However, not all carbohydrates are created equally. Read more
Sexual addiction can be accompanied by other addictions and/or substance abuse. While on the surface, different addictions seem to be associated with their own unique set of behaviours, they are often fueled by the same underlying feelings of guilt, shame, avoidance and trauma. Addictions interact within the individual making it difficult to tease them apart.
When examining patterns of problematic substance use in individuals seeking help for a sexual addiction, it becomes clear that the two are inextricably linked. It is estimated that between 40-60% of individuals with a sexual addiction also meet the criteria for alcohol or drug addiction (Vesga-Lopez et al., 2007). Many individuals with sexual addiction admit to using substances in order to deal with, or escape from, the pain that is caused by their sexual behaviour. People may also use substances to get over their inhibitions in order to engage in sexual behaviours that might be uncharacteristic for them if they were not drunk or high. Read more
By: Jen Foote, Bellwood Alumnus

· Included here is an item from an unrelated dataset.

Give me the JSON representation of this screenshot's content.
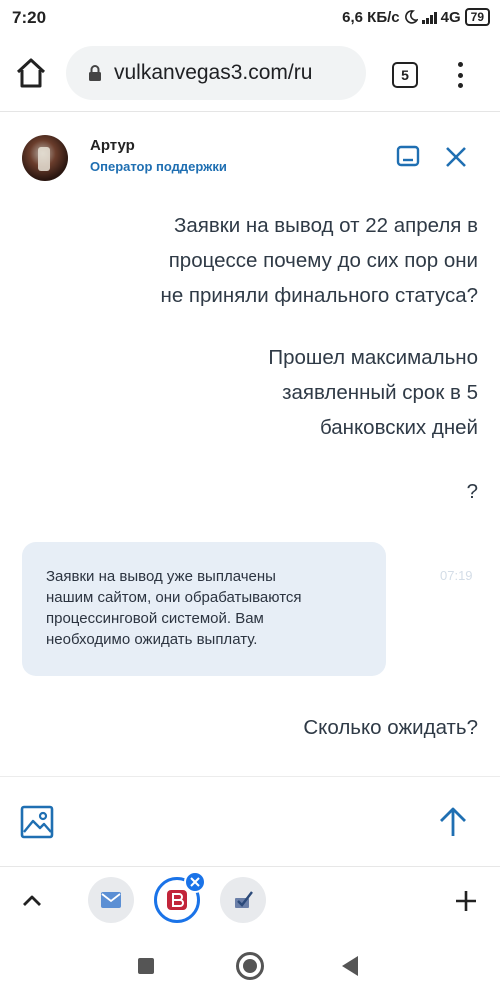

One year ago, I was in a residential treatment program at Bellwood in Toronto. I have struggled with an eating disorder for my entire adult life and have been pretty much scraping the bottom the past few years. I came to realize that this was not something I was going to grow out of or overcome through willpower and determination.
I needed something else and with my local treatment team, it was decided that I would spend a few
months at Bellwood. At Bellwood, I was introduced to art therapy. I am sure the therapist’s ears are still ringing as I talked non-stop during our sessions, while my hands were busy creating.
Although I was making stuff, I did not consider it art, nor did I consider myself any sort of artist. Sure, I
have dabbled in all sorts of crafts over the years and love making things, but never professionally, and certainly not for public consumption. Read more
Our post-modern, technologically advanced, individualistic, wealthy, progressive and competition-driven society appears to have lessened our capacity to be compassion-ate with others and ourselves. Numerous mediating factors might contribute to this situation, including compromised traditional, social, communal and cultural ties, ur-banization and emigration trends, economics, globalization, politics and neo-liberal market pressures. Current studies in health, psycho-social and psychiatric domains further echo alarming client reports of growing sense of alienation, lack of support, dissatisfaction and lower sense of happiness, which may further have direct and indi-rect impact on the well-being of adults, children and families . It is in this context, that self-compassion is gaining momentum as an emerging and meaningful field of psy-chology with wide range application potential.
The concept of self-compassion has roots in ancient philosophies, ideologies and cultures, and occupies important aspects of many religions. However, it is only re-cently that self-compassion has been researched in more formalized settings. Read more